The Four Seasons had one of the most successful six-month periods in pop history as three of their singles topped the Billboard Magazine Pop Singles chart for a total of 13 weeks.
“Sherry” and “Big Girls Don’t Cry” were recorded at the same session, but “Sherry’s” five-week run as the number one song in America ended October 20, 1962. Four weeks later The Four Seasons were back on top.
Success did not come quickly for the group. They formed during 1955 and used such names as the Variatones, Frankie Valley and The Travelers, The Four Lovers, Frankie Tyler, and Frankie Valle and The Romans, but a name change to The Four Seasons was the charm. They would go on to sell over 175 million records and be inducted into The Rock And Roll Hall Of Fame.
In the pop world of the 1960s pre-Beatles era, if you succeeded, the rule was don’t change anything if you could help it. “Big Girls Don’t Cry” and “Sherry” were very similar.
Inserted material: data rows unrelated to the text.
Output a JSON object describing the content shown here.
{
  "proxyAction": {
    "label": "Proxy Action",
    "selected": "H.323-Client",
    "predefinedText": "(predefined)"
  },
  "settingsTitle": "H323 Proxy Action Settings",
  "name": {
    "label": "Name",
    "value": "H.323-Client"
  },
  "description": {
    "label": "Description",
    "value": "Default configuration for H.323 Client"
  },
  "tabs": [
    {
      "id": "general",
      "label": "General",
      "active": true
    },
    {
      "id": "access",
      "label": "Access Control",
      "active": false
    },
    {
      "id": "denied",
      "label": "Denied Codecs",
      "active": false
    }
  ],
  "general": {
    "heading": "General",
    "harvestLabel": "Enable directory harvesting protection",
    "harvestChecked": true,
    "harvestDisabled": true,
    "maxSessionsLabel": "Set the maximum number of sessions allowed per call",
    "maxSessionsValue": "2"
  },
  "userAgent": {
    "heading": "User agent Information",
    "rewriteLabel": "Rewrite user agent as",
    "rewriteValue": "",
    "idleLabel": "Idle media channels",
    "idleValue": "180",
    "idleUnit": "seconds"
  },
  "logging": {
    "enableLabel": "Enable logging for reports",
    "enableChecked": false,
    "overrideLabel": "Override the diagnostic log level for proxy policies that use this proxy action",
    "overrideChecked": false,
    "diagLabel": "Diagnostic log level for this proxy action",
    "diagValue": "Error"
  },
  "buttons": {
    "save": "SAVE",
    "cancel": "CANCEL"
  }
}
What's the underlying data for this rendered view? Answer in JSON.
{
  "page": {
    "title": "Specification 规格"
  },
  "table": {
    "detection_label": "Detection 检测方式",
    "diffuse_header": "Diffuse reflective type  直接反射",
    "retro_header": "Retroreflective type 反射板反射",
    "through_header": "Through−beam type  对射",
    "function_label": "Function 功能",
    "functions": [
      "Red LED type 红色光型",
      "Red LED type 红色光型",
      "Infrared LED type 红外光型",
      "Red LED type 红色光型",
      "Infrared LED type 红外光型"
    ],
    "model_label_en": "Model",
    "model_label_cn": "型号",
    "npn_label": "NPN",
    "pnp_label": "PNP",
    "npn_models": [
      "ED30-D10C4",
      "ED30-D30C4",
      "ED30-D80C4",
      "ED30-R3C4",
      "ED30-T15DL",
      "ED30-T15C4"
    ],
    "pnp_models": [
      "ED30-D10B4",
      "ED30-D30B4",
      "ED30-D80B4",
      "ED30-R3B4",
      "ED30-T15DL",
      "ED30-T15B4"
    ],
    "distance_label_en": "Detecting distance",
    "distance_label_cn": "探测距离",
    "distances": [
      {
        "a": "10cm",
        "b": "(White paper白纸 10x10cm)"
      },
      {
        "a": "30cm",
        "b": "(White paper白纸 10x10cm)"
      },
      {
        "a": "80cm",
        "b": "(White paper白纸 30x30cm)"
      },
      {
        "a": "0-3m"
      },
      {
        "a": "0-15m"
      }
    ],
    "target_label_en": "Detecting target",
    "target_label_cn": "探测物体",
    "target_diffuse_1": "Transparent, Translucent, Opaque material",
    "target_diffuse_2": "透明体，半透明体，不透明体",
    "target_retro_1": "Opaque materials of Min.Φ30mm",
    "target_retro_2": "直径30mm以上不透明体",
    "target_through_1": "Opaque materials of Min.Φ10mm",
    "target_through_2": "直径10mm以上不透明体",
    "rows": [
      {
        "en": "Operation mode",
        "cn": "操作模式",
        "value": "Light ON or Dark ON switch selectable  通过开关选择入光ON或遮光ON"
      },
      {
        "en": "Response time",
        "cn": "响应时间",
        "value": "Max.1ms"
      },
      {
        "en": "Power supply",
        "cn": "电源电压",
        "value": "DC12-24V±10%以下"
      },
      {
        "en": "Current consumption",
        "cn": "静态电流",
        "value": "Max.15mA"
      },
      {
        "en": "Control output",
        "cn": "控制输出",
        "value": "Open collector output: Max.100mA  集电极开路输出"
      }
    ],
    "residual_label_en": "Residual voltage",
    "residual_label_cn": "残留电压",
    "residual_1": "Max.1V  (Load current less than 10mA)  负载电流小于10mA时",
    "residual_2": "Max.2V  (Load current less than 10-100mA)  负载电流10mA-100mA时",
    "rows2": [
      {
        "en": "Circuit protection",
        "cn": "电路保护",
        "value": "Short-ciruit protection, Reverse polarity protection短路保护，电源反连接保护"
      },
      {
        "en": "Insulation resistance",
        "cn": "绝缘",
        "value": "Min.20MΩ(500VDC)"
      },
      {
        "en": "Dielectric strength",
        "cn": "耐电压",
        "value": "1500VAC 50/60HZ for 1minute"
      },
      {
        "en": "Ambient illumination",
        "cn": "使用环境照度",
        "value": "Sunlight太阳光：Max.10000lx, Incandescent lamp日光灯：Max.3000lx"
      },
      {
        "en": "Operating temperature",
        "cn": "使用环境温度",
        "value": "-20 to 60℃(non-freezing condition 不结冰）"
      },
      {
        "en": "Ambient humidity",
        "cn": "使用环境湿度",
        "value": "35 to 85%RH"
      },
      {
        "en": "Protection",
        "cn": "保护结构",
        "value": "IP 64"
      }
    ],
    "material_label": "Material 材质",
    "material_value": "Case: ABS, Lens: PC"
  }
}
Both were catchy up-tempo tunes with tight harmonies backing Frankie Valli’s falsetto. “Big Girls Don’t Cry” had a bigger sound and the harmonies were fuller. All in all, it had a very smooth pop feel, which would be similar to their string of hits during the remainder of the decade.
Band member Bob Gaudio wrote or co-write most of the group’s hits. Here he shared the writing credit with producer Bob Crewe. He and Crewe both agreed that the title came from a line in a film but they disagreed on which film. Gaudio has always stated it came from the movie Tennessee Partner and Crewe from the film Slightly Scarlet. Both starred John Payne and Rhonda Fleming. Whatever the song’s origin, it was a perfect blend of East Coast doo-wop and
rhythm & blues.
The Four Seasons had 40 chart singles during the 1960s with four reaching number one. They were one of the few American groups to remain commercially successful during the British Invasion years. “Big Girls Don’t Cry” is considered their biggest hit and 50 years ago this week it was on top of the American music world.